# [ASSIGNMENT]
Repeat the listing exactly as given, omitting every image.

# [PROVIDED DATA]
■ ■ ■

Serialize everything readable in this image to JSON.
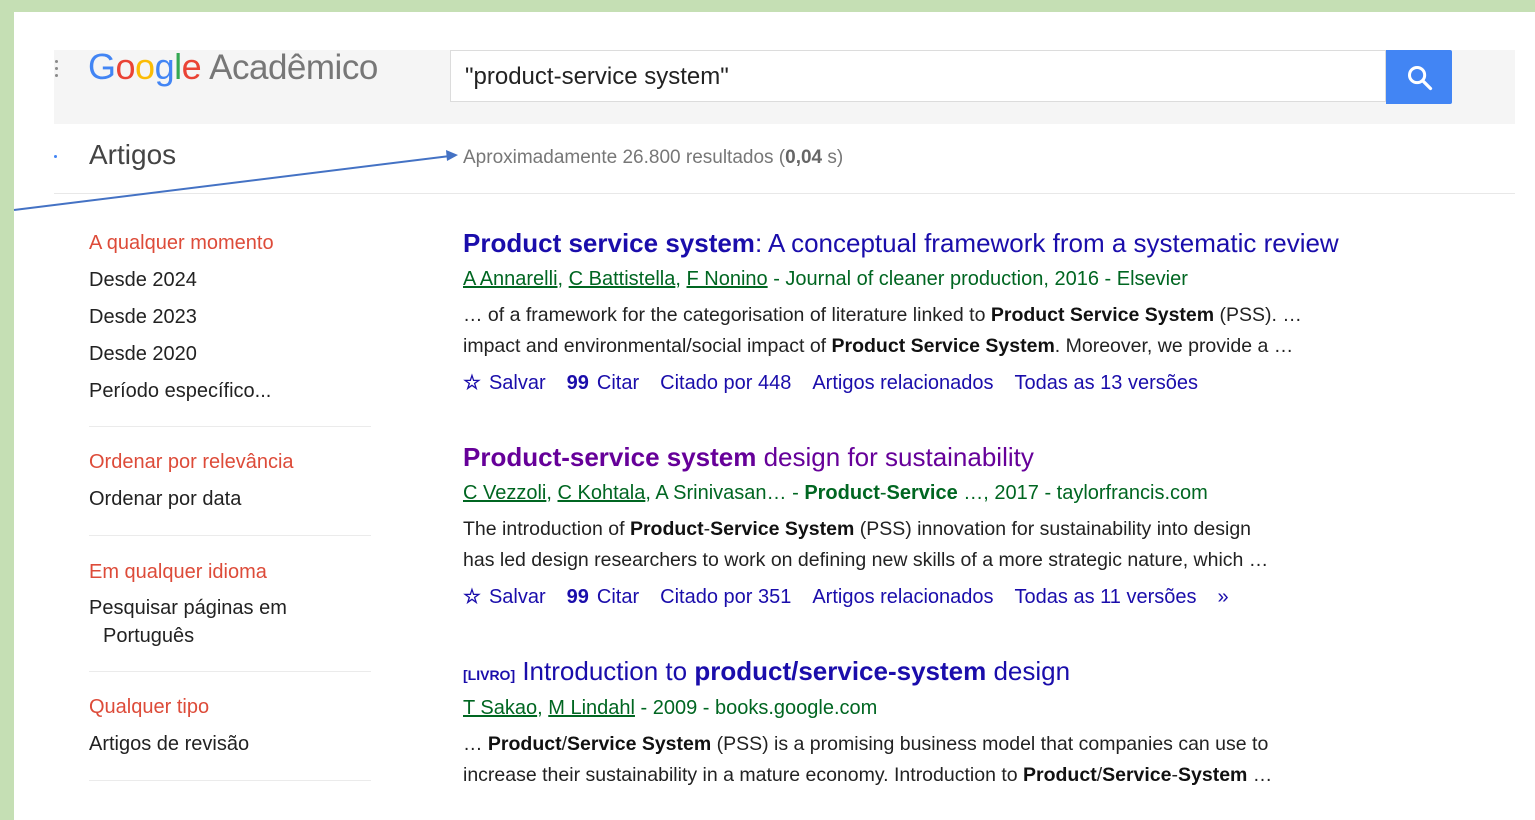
{
  "header": {
    "logo_letters": [
      "G",
      "o",
      "o",
      "g",
      "l",
      "e"
    ],
    "logo_suffix": "Acadêmico",
    "search_value": "\"product-service system\""
  },
  "subbar": {
    "section": "Artigos",
    "results_prefix": "Aproximadamente 26.800 resultados (",
    "results_time": "0,04",
    "results_suffix": " s)"
  },
  "sidebar": {
    "time": [
      "A qualquer momento",
      "Desde 2024",
      "Desde 2023",
      "Desde 2020",
      "Período específico..."
    ],
    "sort": [
      "Ordenar por relevância",
      "Ordenar por data"
    ],
    "lang": [
      "Em qualquer idioma",
      "Pesquisar páginas em",
      "Português"
    ],
    "type": [
      "Qualquer tipo",
      "Artigos de revisão"
    ]
  },
  "results": [
    {
      "title_bold": "Product service system",
      "title_rest": ": A conceptual framework from a systematic review",
      "authors": [
        "A Annarelli",
        "C Battistella",
        "F Nonino"
      ],
      "source": " - Journal of cleaner production, 2016 - Elsevier",
      "snippet1": [
        "… of a framework for the categorisation of literature linked to ",
        "Product Service System",
        " (PSS). …"
      ],
      "snippet2": [
        "impact and environmental/social impact of ",
        "Product Service System",
        ". Moreover, we provide a …"
      ],
      "actions": {
        "save": "Salvar",
        "cite": "Citar",
        "cited": "Citado por 448",
        "related": "Artigos relacionados",
        "versions": "Todas as 13 versões"
      }
    },
    {
      "title_bold": "Product-service system",
      "title_rest": " design for sustainability",
      "authors": [
        "C Vezzoli",
        "C Kohtala"
      ],
      "authors_more": ", A Srinivasan… - ",
      "source_bold": "Product",
      "source_bold2": "Service",
      "source": " …, 2017 - taylorfrancis.com",
      "snippet1": [
        "The introduction of ",
        "Product",
        "-",
        "Service System",
        " (PSS) innovation for sustainability into design"
      ],
      "snippet2": [
        "has led design researchers to work on defining new skills of a more strategic nature, which …"
      ],
      "actions": {
        "save": "Salvar",
        "cite": "Citar",
        "cited": "Citado por 351",
        "related": "Artigos relacionados",
        "versions": "Todas as 11 versões"
      }
    },
    {
      "tag": "[LIVRO]",
      "title_pre": " Introduction to ",
      "title_bold": "product/service-system",
      "title_rest": " design",
      "authors": [
        "T Sakao",
        "M Lindahl"
      ],
      "source": " - 2009 - books.google.com",
      "snippet1": [
        "… ",
        "Product",
        "/",
        "Service System",
        " (PSS) is a promising business model that companies can use to"
      ],
      "snippet2": [
        "increase their sustainability in a mature economy. Introduction to ",
        "Product",
        "/",
        "Service",
        "-",
        "System",
        " …"
      ]
    }
  ]
}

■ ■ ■

# [EXERCISE RESULT]
Serialize everything readable in this image to JSON.
{
  "header": {
    "logo_letters": [
      "G",
      "o",
      "o",
      "g",
      "l",
      "e"
    ],
    "logo_suffix": "Acadêmico",
    "search_value": "\"product-service system\""
  },
  "subbar": {
    "section": "Artigos",
    "results_prefix": "Aproximadamente 26.800 resultados (",
    "results_time": "0,04",
    "results_suffix": " s)"
  },
  "sidebar": {
    "time": [
      "A qualquer momento",
      "Desde 2024",
      "Desde 2023",
      "Desde 2020",
      "Período específico..."
    ],
    "sort": [
      "Ordenar por relevância",
      "Ordenar por data"
    ],
    "lang": [
      "Em qualquer idioma",
      "Pesquisar páginas em",
      "Português"
    ],
    "type": [
      "Qualquer tipo",
      "Artigos de revisão"
    ]
  },
  "results": [
    {
      "title_bold": "Product service system",
      "title_rest": ": A conceptual framework from a systematic review",
      "authors": [
        "A Annarelli",
        "C Battistella",
        "F Nonino"
      ],
      "source": " - Journal of cleaner production, 2016 - Elsevier",
      "snippet1": [
        "… of a framework for the categorisation of literature linked to ",
        "Product Service System",
        " (PSS). …"
      ],
      "snippet2": [
        "impact and environmental/social impact of ",
        "Product Service System",
        ". Moreover, we provide a …"
      ],
      "actions": {
        "save": "Salvar",
        "cite": "Citar",
        "cited": "Citado por 448",
        "related": "Artigos relacionados",
        "versions": "Todas as 13 versões"
      }
    },
    {
      "title_bold": "Product-service system",
      "title_rest": " design for sustainability",
      "authors": [
        "C Vezzoli",
        "C Kohtala"
      ],
      "authors_more": ", A Srinivasan… - ",
      "source_bold": "Product",
      "source_bold2": "Service",
      "source": " …, 2017 - taylorfrancis.com",
      "snippet1": [
        "The introduction of ",
        "Product",
        "-",
        "Service System",
        " (PSS) innovation for sustainability into design"
      ],
      "snippet2": [
        "has led design researchers to work on defining new skills of a more strategic nature, which …"
      ],
      "actions": {
        "save": "Salvar",
        "cite": "Citar",
        "cited": "Citado por 351",
        "related": "Artigos relacionados",
        "versions": "Todas as 11 versões"
      }
    },
    {
      "tag": "[LIVRO]",
      "title_pre": " Introduction to ",
      "title_bold": "product/service-system",
      "title_rest": " design",
      "authors": [
        "T Sakao",
        "M Lindahl"
      ],
      "source": " - 2009 - books.google.com",
      "snippet1": [
        "… ",
        "Product",
        "/",
        "Service System",
        " (PSS) is a promising business model that companies can use to"
      ],
      "snippet2": [
        "increase their sustainability in a mature economy. Introduction to ",
        "Product",
        "/",
        "Service",
        "-",
        "System",
        " …"
      ]
    }
  ]
}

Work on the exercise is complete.